25 July 2017

Hawley Bog And Carnivorous Plants

Wide view of the dew-covered Hawley Bog with pitcher plants, bog rosemary, and grass pink (or Calopogon) orchid visible.

While attending the NECCC at UMass and doing some night photography, I was also able to sneak away for a morning of nature photography at Hawley Bog. Hawley Bog is a unique well-preserved New England bog complex, jointly owned and managed by the Nature Conservancy and the Five College Consortium. Bogs are one of my all-time favorite habitats; full of exotic plants and often a somewhat exotic northern-type avifauna. Plus, how cool is it to feel the ground shake beneath your feet like jello?

A round-leaved sundew leaf emerges from the mat of Sphagnum moss. The glistening drops of fluid attract and trap insects which are then digested through enzymes.

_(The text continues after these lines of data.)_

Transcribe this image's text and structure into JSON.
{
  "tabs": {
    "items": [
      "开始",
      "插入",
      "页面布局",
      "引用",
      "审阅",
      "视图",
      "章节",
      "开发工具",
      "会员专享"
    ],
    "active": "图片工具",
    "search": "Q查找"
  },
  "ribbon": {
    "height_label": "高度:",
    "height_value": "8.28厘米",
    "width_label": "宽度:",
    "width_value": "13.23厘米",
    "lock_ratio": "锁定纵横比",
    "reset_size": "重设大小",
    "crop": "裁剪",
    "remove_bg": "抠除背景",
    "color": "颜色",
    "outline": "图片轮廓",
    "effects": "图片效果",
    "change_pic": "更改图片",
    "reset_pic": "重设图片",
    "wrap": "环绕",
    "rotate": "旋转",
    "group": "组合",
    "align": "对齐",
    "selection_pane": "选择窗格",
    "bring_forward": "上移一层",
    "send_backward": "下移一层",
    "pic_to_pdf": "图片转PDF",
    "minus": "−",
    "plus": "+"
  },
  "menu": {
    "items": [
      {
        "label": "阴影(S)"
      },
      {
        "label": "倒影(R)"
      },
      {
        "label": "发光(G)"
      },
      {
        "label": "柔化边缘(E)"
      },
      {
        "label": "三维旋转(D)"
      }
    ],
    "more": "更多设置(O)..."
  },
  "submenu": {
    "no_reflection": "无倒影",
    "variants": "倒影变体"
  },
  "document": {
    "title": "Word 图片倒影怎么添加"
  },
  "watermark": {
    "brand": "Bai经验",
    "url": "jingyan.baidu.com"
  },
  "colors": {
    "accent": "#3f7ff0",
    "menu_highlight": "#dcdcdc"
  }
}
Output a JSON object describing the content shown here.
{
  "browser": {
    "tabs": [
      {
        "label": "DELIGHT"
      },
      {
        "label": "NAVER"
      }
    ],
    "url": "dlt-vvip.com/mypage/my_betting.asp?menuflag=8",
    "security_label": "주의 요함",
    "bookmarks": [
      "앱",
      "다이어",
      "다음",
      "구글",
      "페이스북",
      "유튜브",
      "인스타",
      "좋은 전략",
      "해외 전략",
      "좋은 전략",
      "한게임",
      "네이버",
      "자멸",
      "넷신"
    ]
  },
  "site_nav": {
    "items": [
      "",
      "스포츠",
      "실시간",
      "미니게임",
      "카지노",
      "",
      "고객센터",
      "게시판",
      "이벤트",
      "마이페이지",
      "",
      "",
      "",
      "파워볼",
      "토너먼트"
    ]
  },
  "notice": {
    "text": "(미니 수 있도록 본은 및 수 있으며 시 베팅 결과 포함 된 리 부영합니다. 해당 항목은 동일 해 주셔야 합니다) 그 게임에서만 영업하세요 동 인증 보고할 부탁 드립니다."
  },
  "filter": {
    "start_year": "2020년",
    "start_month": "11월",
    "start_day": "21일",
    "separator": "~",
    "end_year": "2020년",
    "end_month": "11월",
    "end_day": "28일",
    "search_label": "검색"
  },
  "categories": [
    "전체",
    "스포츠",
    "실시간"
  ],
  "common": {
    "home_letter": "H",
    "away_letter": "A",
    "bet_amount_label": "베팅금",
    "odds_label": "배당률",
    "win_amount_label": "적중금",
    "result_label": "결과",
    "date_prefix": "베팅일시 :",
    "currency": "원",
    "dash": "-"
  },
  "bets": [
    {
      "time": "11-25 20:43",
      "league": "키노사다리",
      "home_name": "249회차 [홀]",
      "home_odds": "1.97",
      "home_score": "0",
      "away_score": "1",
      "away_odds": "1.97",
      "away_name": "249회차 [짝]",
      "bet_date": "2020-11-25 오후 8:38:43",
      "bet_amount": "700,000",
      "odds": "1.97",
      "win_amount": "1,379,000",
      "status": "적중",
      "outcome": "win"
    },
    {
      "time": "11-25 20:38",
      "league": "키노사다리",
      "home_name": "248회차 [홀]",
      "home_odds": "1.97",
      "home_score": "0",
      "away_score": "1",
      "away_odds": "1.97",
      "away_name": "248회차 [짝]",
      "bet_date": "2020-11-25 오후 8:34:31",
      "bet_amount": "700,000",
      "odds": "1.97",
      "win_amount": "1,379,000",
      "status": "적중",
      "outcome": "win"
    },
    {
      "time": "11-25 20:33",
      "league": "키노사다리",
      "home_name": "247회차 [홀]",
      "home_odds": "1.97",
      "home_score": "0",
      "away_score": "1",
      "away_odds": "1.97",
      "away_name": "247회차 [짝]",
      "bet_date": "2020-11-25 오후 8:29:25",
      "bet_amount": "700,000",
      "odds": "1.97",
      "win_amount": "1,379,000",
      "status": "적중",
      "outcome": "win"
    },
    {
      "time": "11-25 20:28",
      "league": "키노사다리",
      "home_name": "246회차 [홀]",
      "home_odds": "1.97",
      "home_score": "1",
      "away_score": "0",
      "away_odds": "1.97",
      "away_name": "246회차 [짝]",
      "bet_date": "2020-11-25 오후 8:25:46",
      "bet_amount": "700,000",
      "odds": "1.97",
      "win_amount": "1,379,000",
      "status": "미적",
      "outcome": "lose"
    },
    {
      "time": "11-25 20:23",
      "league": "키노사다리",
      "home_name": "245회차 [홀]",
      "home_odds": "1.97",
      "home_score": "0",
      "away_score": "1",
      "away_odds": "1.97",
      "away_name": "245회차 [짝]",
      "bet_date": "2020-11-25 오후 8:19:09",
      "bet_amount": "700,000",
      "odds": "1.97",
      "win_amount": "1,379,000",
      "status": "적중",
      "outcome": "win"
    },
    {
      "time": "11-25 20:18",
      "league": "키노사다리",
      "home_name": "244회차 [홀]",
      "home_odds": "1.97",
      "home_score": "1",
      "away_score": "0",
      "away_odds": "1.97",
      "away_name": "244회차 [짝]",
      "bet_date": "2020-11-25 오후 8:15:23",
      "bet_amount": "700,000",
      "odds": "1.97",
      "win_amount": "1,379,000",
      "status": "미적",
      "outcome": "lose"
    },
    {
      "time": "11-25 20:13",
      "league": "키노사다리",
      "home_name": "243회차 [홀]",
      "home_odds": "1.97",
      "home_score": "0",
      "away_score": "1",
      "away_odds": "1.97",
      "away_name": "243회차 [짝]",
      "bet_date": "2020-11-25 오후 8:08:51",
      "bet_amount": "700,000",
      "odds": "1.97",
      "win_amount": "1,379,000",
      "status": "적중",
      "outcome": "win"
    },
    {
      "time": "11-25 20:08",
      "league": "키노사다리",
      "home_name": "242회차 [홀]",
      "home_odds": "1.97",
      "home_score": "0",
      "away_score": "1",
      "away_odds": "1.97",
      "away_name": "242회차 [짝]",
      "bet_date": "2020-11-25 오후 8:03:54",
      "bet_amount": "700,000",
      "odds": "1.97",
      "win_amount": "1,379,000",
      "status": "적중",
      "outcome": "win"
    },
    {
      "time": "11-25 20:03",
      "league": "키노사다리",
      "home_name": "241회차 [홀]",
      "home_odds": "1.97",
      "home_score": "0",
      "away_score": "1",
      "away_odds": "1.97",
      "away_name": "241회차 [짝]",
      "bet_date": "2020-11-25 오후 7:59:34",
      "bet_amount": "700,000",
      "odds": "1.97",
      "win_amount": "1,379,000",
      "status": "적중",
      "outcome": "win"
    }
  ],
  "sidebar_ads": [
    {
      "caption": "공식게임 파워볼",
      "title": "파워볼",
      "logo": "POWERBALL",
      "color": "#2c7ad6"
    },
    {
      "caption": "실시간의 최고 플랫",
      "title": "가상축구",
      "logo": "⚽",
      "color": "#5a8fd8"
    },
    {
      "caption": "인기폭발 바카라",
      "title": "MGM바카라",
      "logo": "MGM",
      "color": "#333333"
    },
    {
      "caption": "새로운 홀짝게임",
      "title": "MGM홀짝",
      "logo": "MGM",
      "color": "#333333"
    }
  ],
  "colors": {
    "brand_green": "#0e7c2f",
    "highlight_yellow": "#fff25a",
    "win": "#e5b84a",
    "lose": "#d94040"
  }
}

Acidic bogs are poor in nitrogen and other nutrients, thus you find many carnivorous species of plants which trap insects to provide necessary nutrients they can't extract from the soil. Hawley bog is host to round-leaved sundew (Drosera rotundifolia), purple pitcher plants (Sarracenia purpurea), and horned bladderwort (Utricularia cornuta), all carnivorous species.

The flowers of purple pitcher plants rise above the surface of the bog like funky umbrellas. This flower playing host to a fly.

The flowers of horned bladderwort are quite striking in their own right. The leaves of this plant contain tiny bladders which trap very small invertebrates.
In addition to the carnivorous plants, Hawley Bog also hosts several species of bog orchids. Another group of plants that are just as fascinating and beautiful in my mind.

Grass pink orchids (Calopogon tuberosus) are perhaps my favorite species of orchid. Beautiful and associated with the fairly rare bog habitat.

Rose pogonia (Pogonia ophioglossoides) is another beautiful pink orchid commonly found in bogs and fens.
Rose pogonia (or snakemouth orchid) from the side.
Although I don't associate it as much with bogs as the previous two species, white-fringed orchis (Platanthera blephariglottis) grows out on the Hawley Bog and blooms slightly later in the summer than the other two species. Luckily this plant was farther along than most of the other specimens.
Finally, around the edges of the bog grows yellow loosestrife or swamp candles (Lysimachia terrestris), a wetland indicator plant. As a young birder, I used to love yellow loosestrife because of its beautiful yellow spike of flowers, making it easy to identify, and its apt and poetic alternate name, swamp candle.

Swamp candles add their bright flame to the wetland complex. Yellow loosestrife is the only local yellow-colored loosestrife species that doesn't have leaves obscuring the yellow flowers.


  1. Great photos. Nice to have so many in bloom for your visit.

    1. Thanks Ray! Yeah, lucky timing on the blooms. I wasn't sure what I was going to get.